Earlier in the day, representatives from MLB, the Giants and SU2C visited a local pediatric hospital.
Game 4: Youth Outreach. It is everyone's responsibility to ensure the passing of this sport onto the youngest generation, including those in underserved communities. This game will celebrate various initiatives that include Boys & Girls Clubs of America and Little League -- two organizations that receive significant support from MLB -- and MLB-affiliated programs Baseball Tomorrow Fund, MLB Urban Youth Academies and Reviving Baseball in Inner Cities (RBI). There will be a special pregame ceremony, and earlier in the day, MLB will host a clinic for young RBI and BGCA participants (ages 8 to 13). Additionally, MLB will hold a showcase for older RBI participants (ages 14 to 18) with collegiate and professional scouts.
Additional community initiatives
In Kansas City and San Francisco, MLB will visit a children's hospital to donate a new Starlight Fun Center mobile entertainment unit containing the latest gaming system that rolls bedside in hospitals to provide distractive entertainment and therapeutic play for pediatric patients. MLB also will host two young fans from the Make-A-Wish Foundation whose wishes were to attend the World Series.

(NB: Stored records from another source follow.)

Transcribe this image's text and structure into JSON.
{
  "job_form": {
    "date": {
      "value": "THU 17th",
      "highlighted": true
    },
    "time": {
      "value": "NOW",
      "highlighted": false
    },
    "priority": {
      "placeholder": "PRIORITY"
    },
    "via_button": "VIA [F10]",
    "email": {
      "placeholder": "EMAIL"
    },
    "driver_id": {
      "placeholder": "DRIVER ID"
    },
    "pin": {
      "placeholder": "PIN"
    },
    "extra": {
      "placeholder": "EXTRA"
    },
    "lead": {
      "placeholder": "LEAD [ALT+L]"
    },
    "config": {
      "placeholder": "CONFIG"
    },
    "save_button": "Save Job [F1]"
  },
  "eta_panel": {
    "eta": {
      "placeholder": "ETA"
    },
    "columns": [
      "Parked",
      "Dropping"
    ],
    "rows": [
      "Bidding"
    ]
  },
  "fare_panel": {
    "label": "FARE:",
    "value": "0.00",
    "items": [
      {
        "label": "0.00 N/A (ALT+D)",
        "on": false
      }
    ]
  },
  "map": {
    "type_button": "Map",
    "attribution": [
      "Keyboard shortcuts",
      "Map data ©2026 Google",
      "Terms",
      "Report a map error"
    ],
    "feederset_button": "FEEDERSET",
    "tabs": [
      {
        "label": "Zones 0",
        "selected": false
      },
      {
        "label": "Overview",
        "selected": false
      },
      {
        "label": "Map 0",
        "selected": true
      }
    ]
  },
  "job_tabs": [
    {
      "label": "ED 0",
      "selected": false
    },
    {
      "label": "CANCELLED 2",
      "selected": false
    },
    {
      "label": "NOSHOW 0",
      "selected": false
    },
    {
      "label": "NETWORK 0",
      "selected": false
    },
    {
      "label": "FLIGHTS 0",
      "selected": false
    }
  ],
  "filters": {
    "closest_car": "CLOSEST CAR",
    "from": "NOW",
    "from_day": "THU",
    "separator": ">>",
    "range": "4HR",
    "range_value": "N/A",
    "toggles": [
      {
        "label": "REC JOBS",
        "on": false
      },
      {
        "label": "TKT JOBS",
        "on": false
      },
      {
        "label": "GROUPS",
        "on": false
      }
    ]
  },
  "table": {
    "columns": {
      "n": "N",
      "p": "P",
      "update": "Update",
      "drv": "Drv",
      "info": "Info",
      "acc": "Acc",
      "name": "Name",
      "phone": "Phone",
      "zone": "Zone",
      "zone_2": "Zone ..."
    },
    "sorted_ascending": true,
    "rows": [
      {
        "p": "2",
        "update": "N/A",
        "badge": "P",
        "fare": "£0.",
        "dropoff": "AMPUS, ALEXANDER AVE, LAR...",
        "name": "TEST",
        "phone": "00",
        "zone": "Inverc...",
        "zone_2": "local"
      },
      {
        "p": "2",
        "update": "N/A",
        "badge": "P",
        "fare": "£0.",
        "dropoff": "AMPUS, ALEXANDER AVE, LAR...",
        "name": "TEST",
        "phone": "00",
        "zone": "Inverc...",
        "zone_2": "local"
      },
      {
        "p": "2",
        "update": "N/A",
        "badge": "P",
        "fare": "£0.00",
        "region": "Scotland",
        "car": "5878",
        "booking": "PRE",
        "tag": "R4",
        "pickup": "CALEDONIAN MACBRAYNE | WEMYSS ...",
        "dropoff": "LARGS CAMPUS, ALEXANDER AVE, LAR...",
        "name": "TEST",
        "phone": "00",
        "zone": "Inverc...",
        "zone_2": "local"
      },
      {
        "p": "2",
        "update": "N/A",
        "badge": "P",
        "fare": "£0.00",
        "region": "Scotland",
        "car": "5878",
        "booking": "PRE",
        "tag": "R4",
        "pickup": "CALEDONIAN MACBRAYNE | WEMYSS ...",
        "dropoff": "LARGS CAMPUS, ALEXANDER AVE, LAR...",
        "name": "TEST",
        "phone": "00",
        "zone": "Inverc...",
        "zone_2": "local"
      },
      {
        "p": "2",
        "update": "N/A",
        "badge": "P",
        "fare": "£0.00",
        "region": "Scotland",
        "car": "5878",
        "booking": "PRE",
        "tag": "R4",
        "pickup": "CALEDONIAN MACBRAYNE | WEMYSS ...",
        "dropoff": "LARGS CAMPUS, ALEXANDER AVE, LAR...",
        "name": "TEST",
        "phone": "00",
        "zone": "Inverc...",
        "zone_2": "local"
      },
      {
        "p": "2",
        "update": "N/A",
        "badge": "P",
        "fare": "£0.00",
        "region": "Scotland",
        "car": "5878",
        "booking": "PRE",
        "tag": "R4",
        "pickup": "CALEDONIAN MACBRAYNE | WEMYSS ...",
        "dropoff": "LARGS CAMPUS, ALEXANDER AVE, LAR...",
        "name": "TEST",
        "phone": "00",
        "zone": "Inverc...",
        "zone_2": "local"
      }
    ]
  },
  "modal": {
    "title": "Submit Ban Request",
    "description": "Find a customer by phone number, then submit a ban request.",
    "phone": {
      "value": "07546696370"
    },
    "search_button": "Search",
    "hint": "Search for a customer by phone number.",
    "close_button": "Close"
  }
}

MLB, Anheuser-Busch and TEAM Coalition supported the designated driver programs at MLB ballparks during the regular season with a special incentive: Fans who registered to be a designated driver were entered into a drawing to be the club's official "Designated Driver." The "Designated Drivers" from the Royals and Giants will each receive two tickets and will be honored during Games 1 and 3, respectively.
MLB and the Natural Resources Defense Council will incorporate a variety of environmentally preferable efforts that include the "World Series Green Team" initiative during all World Series games, featuring volunteers collecting refuse for recycling and supplementing existing recycling programs; raising public awareness to educate fans about how to become more environmentally aware via online materials and PSAs; prioritizing recycled content materials at events throughout the Fall Classic; and addressing energy usage through efficiency measures and by investing in renewable energy offsets.
Visit MLBCommunity.org for more information on each of these programs and all of MLB's community initiatives.